A post that talks about the awesome benefits of caffeine on weight loss may not be helful if you have high-blood pressure. Unfortunately, not every blog post is geared towards every single person and can't include details about every condition or need. This is true of scientific journals and peer reviewed books and articles. A study that is researching the effects of caffeine on an athlete is not the best source of knowledge for a pregnant woman.

In general caffeine affects people differently if you are in one of these groups:

  • Pregnant or breastfeeding

  • Sleep or anxiety disorders

  • Chronic headaches/ migraines

  • Gastric issues like GERD or ulcers

  • Heart issues or high-blood pressure

  • Medications

  • Kids and Teens

In any of these cases it is best to talk directly to your doctor about whether caffeine is good or bad and how much.

Benefits and Side-Effects
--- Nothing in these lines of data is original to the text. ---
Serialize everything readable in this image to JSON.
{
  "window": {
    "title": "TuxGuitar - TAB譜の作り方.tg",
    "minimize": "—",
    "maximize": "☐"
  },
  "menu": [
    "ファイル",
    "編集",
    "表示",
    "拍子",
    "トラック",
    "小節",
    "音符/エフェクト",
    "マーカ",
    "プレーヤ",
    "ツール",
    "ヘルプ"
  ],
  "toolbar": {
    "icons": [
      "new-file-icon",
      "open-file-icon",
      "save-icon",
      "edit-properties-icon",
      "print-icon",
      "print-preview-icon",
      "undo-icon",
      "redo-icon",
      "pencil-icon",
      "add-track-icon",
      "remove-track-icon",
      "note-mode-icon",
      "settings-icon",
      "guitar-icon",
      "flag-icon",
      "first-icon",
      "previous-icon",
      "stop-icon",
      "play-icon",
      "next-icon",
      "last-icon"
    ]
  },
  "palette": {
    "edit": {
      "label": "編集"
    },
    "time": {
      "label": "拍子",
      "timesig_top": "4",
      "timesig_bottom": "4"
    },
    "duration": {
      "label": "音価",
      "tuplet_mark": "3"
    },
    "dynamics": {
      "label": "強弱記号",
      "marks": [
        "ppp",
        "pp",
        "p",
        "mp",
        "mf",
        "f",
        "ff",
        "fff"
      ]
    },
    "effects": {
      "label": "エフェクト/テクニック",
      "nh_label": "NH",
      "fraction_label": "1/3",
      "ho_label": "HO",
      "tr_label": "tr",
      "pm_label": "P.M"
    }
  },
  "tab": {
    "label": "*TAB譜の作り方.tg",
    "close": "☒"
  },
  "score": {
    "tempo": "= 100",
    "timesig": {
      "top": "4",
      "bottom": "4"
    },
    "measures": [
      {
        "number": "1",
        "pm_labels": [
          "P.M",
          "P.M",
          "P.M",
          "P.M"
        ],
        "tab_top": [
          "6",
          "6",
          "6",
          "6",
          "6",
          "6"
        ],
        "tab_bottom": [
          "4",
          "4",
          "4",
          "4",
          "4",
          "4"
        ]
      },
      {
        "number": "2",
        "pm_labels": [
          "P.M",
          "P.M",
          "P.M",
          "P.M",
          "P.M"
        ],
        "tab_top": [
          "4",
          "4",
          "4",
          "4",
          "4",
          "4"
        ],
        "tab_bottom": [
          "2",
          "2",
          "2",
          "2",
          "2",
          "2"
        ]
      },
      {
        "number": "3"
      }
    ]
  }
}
I was going to write just the benefits and side effects of caffeine as my post but then I looked up the sites to give you as sources and I thought, they do a better job, so instead I am just going to list a few sites here for you to go read if you want details about caffeine.

The basics to understand are:

  • Caffeine is a drug. It is a chemical component found in food products and can be ingested with food or directly. It is natural but can also be made synthetically.

  • Caffeine is a stimulant. This means that it is a substance that stimulates your body, brain,and central nervous system. This is why we get energy from coffee.

  • Caffeine is addictive. It changes your brain's chemistry so that your body becomes dependent on it and leads you to eventually need more caffeine or suffer through withdrawals.

  • Caffeine has a lot of positive effects depending on its use. It can help speed metabolism and help people lose weight if used alongside proper nutrition and exercise and can even improve exercise performance. It can help you feel more alert, focused, and even help with short-term memory. New studies are showing that caffeine consumptions might be linked to lower risk of Alzheimer's, Parkinson's, Depression, Heart Disease, and Type 2 Diabetes. This makes caffeine sound like a wonder drug!

  • Caffeine also has negative effects! There are limits to how much caffeine a person should have so it is important to not go overboard. Some people are caffeine sensitive and can only have a small amount. People who are pregnant, have certain medical issues, or are taking certain medications may need to cut down or completely avoid caffeine. Some common effects of too much caffeine, even for regular users, include; jitteriness, anxiety, heart palpitations, insomnia, headaches, migraines, loss of appetite, and nausea. Here is a list of more side-effects!

I Want Some Anyway!

Let's say you don't care, you want your coffee or pop, how much should you have? Each drink is different and you can usually find out how much caffeine is in something by checking the nutrition facts. Here is a guideline of how much caffeine is in common drinks: